Ineos has been discussing a change in position by the Unite union whose members now say they will commit to a plan aimed at securing its future.
The petrochemicals plant and adjoining oil refinery making up Scotland's largest industrial complex was shut down last week in advance of a planned walkout over pay and conditions.
Ineos did not restart the site after Unite called off the strike but wrote to staff asking them to sign up to changes such as a pay freeze and the closure of the final salary pension.
The company insisted on Wednesday it had no alternative but to close the plant after it failed to persuade its staff to accept the survival plan but Unite general secretary Len McCluskey said yesterday the union would embrace it "warts and all".
A statement is expected from Ineos today on the petrochemical business which employs 800 people directly and a further 2,000 sub-contractors.
"We are not going to let this plant close," Mr McCluskey said last night.
"This plant is on cold shutdown and each day that goes by makes it harder to start back up again, which is why the stewards made the offer to the company - so that we can get people back to work."
UK government officials have admitted it would be a "challenge" to find another company to buy the business, which Ineos has said is losing £10 million a month.
The losses, scale of investment needed to upgrade the site, coupled with the industrial relations would all have to be considered by any potential buyer, officials said.
But they insisted there would be no shortage of fuel supplies as a result of the dispute.
Ministers from the Scottish and UK government held talks with Unite and management yesterday and said that both administrations were doing all they could to keep the site open.
Scottish Secretary Alistair Carmichael said: "It's clear that we're dealing with a different situation following the statement from Unite that they were prepared to accept the Ineos survival plan without any pre-conditions.

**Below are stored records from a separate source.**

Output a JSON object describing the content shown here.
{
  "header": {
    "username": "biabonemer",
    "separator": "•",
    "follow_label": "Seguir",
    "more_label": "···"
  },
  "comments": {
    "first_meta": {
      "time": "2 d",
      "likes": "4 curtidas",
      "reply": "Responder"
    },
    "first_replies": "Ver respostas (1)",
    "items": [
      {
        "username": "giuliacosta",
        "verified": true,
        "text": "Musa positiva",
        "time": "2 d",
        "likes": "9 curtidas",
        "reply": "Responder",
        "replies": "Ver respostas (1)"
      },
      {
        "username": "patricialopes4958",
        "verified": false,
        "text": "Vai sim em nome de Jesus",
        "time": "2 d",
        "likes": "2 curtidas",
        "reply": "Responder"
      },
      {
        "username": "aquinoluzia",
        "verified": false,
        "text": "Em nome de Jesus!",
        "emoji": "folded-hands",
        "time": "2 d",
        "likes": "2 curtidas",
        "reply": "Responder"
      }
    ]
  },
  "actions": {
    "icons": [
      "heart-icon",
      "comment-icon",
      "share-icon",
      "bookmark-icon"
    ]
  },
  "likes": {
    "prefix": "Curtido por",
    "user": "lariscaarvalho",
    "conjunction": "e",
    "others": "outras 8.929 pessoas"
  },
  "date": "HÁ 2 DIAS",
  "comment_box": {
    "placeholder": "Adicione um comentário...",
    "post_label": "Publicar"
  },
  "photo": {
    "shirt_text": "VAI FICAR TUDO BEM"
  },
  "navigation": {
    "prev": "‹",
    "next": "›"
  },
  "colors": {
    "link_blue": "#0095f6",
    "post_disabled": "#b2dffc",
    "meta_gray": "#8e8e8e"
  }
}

"There remains of course a great deal to be done."
Mr Carmichael said the decision about the future of the plant lies ultimately with company shareholders.
Unite and Ineos have been embroiled in a bitter dispute for weeks, initially over the treatment of Unite convenor Stephen Deans, who was involved in the row over the selection of a Labour candidate in Falkirk, where he is chairman of the constituency party.
He was suspended, then reinstated, and is facing an internal investigation, which is due to report today.
The dispute dramatically widened to the future of the entire site, with Ineos warning that it would close without fresh investment and changes to pay, pensions and other conditions.